Saved entries
BEGIN

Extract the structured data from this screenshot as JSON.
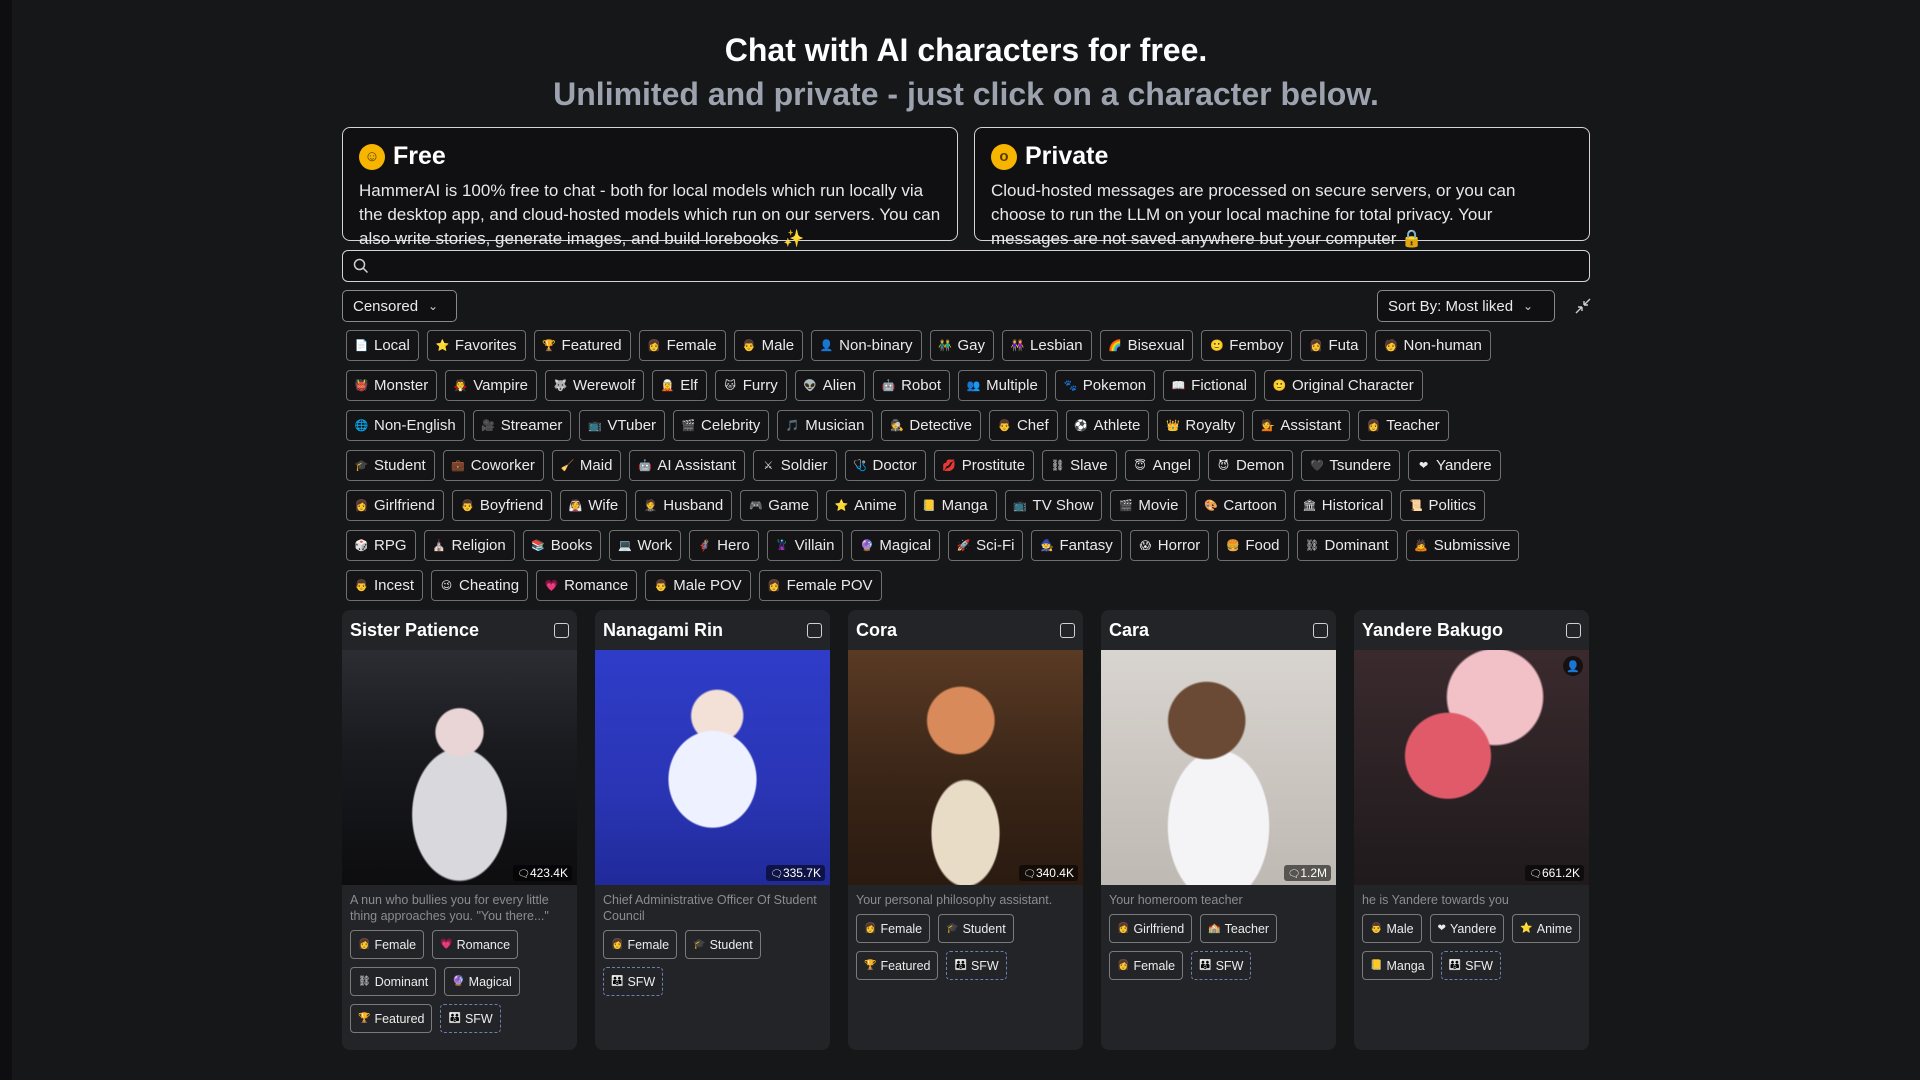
{
  "hero": {
    "title": "Chat with AI characters for free.",
    "subtitle": "Unlimited and private - just click on a character below."
  },
  "info_cards": [
    {
      "icon": "smiling-face-icon",
      "title": "Free",
      "body": "HammerAI is 100% free to chat - both for local models which run locally via the desktop app, and cloud-hosted models which run on our servers. You can also write stories, generate images, and build lorebooks ✨"
    },
    {
      "icon": "hushed-face-icon",
      "title": "Private",
      "body": "Cloud-hosted messages are processed on secure servers, or you can choose to run the LLM on your local machine for total privacy. Your messages are not saved anywhere but your computer 🔒"
    }
  ],
  "search": {
    "placeholder": ""
  },
  "filter": {
    "content": "Censored",
    "sort": "Sort By: Most liked"
  },
  "tag_rows": [
    [
      "Local",
      "Favorites",
      "Featured",
      "Female",
      "Male",
      "Non-binary",
      "Gay",
      "Lesbian",
      "Bisexual",
      "Femboy",
      "Futa",
      "Non-human"
    ],
    [
      "Monster",
      "Vampire",
      "Werewolf",
      "Elf",
      "Furry",
      "Alien",
      "Robot",
      "Multiple",
      "Pokemon",
      "Fictional",
      "Original Character"
    ],
    [
      "Non-English",
      "Streamer",
      "VTuber",
      "Celebrity",
      "Musician",
      "Detective",
      "Chef",
      "Athlete",
      "Royalty",
      "Assistant",
      "Teacher"
    ],
    [
      "Student",
      "Coworker",
      "Maid",
      "AI Assistant",
      "Soldier",
      "Doctor",
      "Prostitute",
      "Slave",
      "Angel",
      "Demon",
      "Tsundere",
      "Yandere"
    ],
    [
      "Girlfriend",
      "Boyfriend",
      "Wife",
      "Husband",
      "Game",
      "Anime",
      "Manga",
      "TV Show",
      "Movie",
      "Cartoon",
      "Historical",
      "Politics"
    ],
    [
      "RPG",
      "Religion",
      "Books",
      "Work",
      "Hero",
      "Villain",
      "Magical",
      "Sci-Fi",
      "Fantasy",
      "Horror",
      "Food",
      "Dominant",
      "Submissive"
    ],
    [
      "Incest",
      "Cheating",
      "Romance",
      "Male POV",
      "Female POV"
    ]
  ],
  "tag_icons": [
    [
      "📄",
      "⭐",
      "🏆",
      "👩",
      "👨",
      "👤",
      "👬",
      "👭",
      "🌈",
      "🙂",
      "👩",
      "🧑"
    ],
    [
      "👹",
      "🧛",
      "🐺",
      "🧝",
      "🐱",
      "👽",
      "🤖",
      "👥",
      "🐾",
      "📖",
      "🙂"
    ],
    [
      "🌐",
      "🎥",
      "📺",
      "🎬",
      "🎵",
      "🕵",
      "👨",
      "⚽",
      "👑",
      "💁",
      "👩"
    ],
    [
      "🎓",
      "💼",
      "🧹",
      "🤖",
      "⚔",
      "🩺",
      "💋",
      "⛓",
      "😇",
      "😈",
      "🖤",
      "❤"
    ],
    [
      "👩",
      "👨",
      "👰",
      "🤵",
      "🎮",
      "⭐",
      "📒",
      "📺",
      "🎬",
      "🎨",
      "🏛",
      "📜"
    ],
    [
      "🎲",
      "⛪",
      "📚",
      "💻",
      "🦸",
      "🦹",
      "🔮",
      "🚀",
      "🧙",
      "😱",
      "🍔",
      "⛓",
      "🙇"
    ],
    [
      "👨",
      "😉",
      "💗",
      "👨",
      "👩"
    ]
  ],
  "characters": [
    {
      "name": "Sister Patience",
      "count": "423.4K",
      "desc": "A nun who bullies you for every little thing approaches you. \"You there...\"",
      "tags": [
        {
          "label": "Female",
          "icon": "👩"
        },
        {
          "label": "Romance",
          "icon": "💗"
        },
        {
          "label": "Dominant",
          "icon": "⛓"
        },
        {
          "label": "Magical",
          "icon": "🔮"
        },
        {
          "label": "Featured",
          "icon": "🏆"
        },
        {
          "label": "SFW",
          "icon": "👪",
          "dashed": true
        }
      ]
    },
    {
      "name": "Nanagami Rin",
      "count": "335.7K",
      "desc": "Chief Administrative Officer Of Student Council",
      "tags": [
        {
          "label": "Female",
          "icon": "👩"
        },
        {
          "label": "Student",
          "icon": "🎓"
        },
        {
          "label": "SFW",
          "icon": "👪",
          "dashed": true
        }
      ]
    },
    {
      "name": "Cora",
      "count": "340.4K",
      "desc": "Your personal philosophy assistant.",
      "tags": [
        {
          "label": "Female",
          "icon": "👩"
        },
        {
          "label": "Student",
          "icon": "🎓"
        },
        {
          "label": "Featured",
          "icon": "🏆"
        },
        {
          "label": "SFW",
          "icon": "👪",
          "dashed": true
        }
      ]
    },
    {
      "name": "Cara",
      "count": "1.2M",
      "desc": "Your homeroom teacher",
      "tags": [
        {
          "label": "Girlfriend",
          "icon": "👩"
        },
        {
          "label": "Teacher",
          "icon": "🏫"
        },
        {
          "label": "Female",
          "icon": "👩"
        },
        {
          "label": "SFW",
          "icon": "👪",
          "dashed": true
        }
      ]
    },
    {
      "name": "Yandere Bakugo",
      "count": "661.2K",
      "desc": "he is Yandere towards you",
      "tags": [
        {
          "label": "Male",
          "icon": "👨"
        },
        {
          "label": "Yandere",
          "icon": "❤"
        },
        {
          "label": "Anime",
          "icon": "⭐"
        },
        {
          "label": "Manga",
          "icon": "📒"
        },
        {
          "label": "SFW",
          "icon": "👪",
          "dashed": true
        }
      ]
    }
  ]
}
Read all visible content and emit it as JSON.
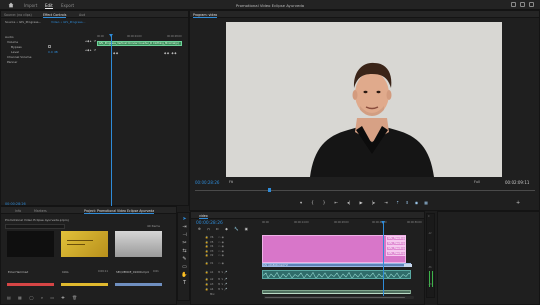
{
  "topbar": {
    "tabs": [
      "Import",
      "Edit",
      "Export"
    ],
    "active_tab": "Edit",
    "title": "Promotional Video Eclipse Ayurveda"
  },
  "effect_controls": {
    "tabs": [
      "Source: (no clips)",
      "Effect Controls",
      "Aud"
    ],
    "source_label": "Source • Gfx_Progress...",
    "clip_label": "Video • Gfx_Progress...",
    "track_clip_label": "Gfx_Progress_Vertical Circular Counter_D Clothing_Minimal(p)",
    "ruler_start": "00:00",
    "ruler_mid": "00:00:04:00",
    "ruler_end": "00:00:08:00",
    "rows": [
      {
        "label": "Audio",
        "value": ""
      },
      {
        "label": "Volume",
        "value": ""
      },
      {
        "label": "Bypass",
        "value": ""
      },
      {
        "label": "Level",
        "value": "0.0 dB"
      },
      {
        "label": "Channel Volume",
        "value": ""
      },
      {
        "label": "Panner",
        "value": ""
      }
    ],
    "timecode": "00:00:28:26"
  },
  "program": {
    "tab": "Program: video",
    "timecode": "00:00:28:26",
    "fit": "Fit",
    "quality": "Full",
    "duration": "00:02:09:11"
  },
  "project": {
    "tabs": [
      "Info",
      "Markers",
      "Project: Promotional Video Eclipse Ayurveda"
    ],
    "path": "Promotional Video Eclipse Ayurveda.prproj",
    "count": "40 Items",
    "items": [
      {
        "name": "Eclai Hammad",
        "duration": "",
        "color": "#d64545"
      },
      {
        "name": "Intro",
        "duration": "0:09:11",
        "color": "#e0b92e"
      },
      {
        "name": "SEQUENCE_01000.mp4",
        "duration": "0:01",
        "color": "#6f8fc0"
      }
    ]
  },
  "timeline": {
    "tab": "video",
    "timecode": "00:00:28:26",
    "ruler": [
      "00:00",
      "00:00:14:00",
      "00:00:28:00",
      "00:00:42:00",
      "00:00:56:00"
    ],
    "video_tracks": [
      "V6",
      "V5",
      "V4",
      "V3",
      "V2",
      "V1"
    ],
    "audio_tracks": [
      "A1",
      "A2",
      "A3",
      "A4",
      "Mix"
    ],
    "graphic_labels": [
      "Gfx_Heading",
      "Gfx_Heading",
      "Gfx_Heading",
      "Gfx_Heading"
    ],
    "v1_clip": "Gfx_ACLEAR.mp4 [V]",
    "meter_ticks": [
      "0",
      "-12",
      "-24",
      "-36",
      "-48"
    ]
  }
}
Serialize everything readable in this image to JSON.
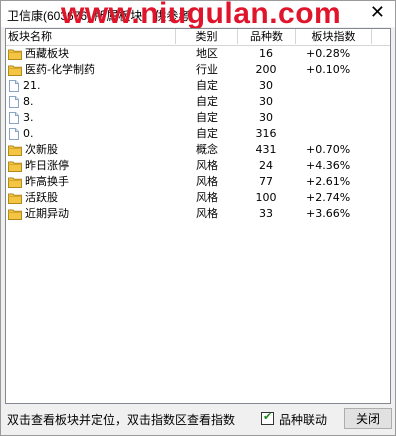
{
  "window": {
    "title": "卫信康(603676) 所属板块，供参考",
    "watermark": "www.niugulan.com"
  },
  "table": {
    "columns": [
      "板块名称",
      "类别",
      "品种数",
      "板块指数"
    ],
    "rows": [
      {
        "icon": "folder-icon",
        "name": "西藏板块",
        "type": "地区",
        "count": "16",
        "index": "+0.28%"
      },
      {
        "icon": "folder-icon",
        "name": "医药-化学制药",
        "type": "行业",
        "count": "200",
        "index": "+0.10%"
      },
      {
        "icon": "document-icon",
        "name": "21.",
        "type": "自定",
        "count": "30",
        "index": ""
      },
      {
        "icon": "document-icon",
        "name": "8.",
        "type": "自定",
        "count": "30",
        "index": ""
      },
      {
        "icon": "document-icon",
        "name": "3.",
        "type": "自定",
        "count": "30",
        "index": ""
      },
      {
        "icon": "document-icon",
        "name": "0.",
        "type": "自定",
        "count": "316",
        "index": ""
      },
      {
        "icon": "folder-icon",
        "name": "次新股",
        "type": "概念",
        "count": "431",
        "index": "+0.70%"
      },
      {
        "icon": "folder-icon",
        "name": "昨日涨停",
        "type": "风格",
        "count": "24",
        "index": "+4.36%"
      },
      {
        "icon": "folder-icon",
        "name": "昨高换手",
        "type": "风格",
        "count": "77",
        "index": "+2.61%"
      },
      {
        "icon": "folder-icon",
        "name": "活跃股",
        "type": "风格",
        "count": "100",
        "index": "+2.74%"
      },
      {
        "icon": "folder-icon",
        "name": "近期异动",
        "type": "风格",
        "count": "33",
        "index": "+3.66%"
      }
    ]
  },
  "footer": {
    "hint": "双击查看板块并定位，双击指数区查看指数",
    "checkbox_label": "品种联动",
    "checkbox_checked": true,
    "close_label": "关闭"
  },
  "colors": {
    "watermark": "#e0142a",
    "folder": "#f4c542",
    "check": "#1a8a1a"
  }
}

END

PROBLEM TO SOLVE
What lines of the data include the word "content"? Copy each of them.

TASK ANSWER
    "content": "Censored",
Read all visible content and emit it as JSON.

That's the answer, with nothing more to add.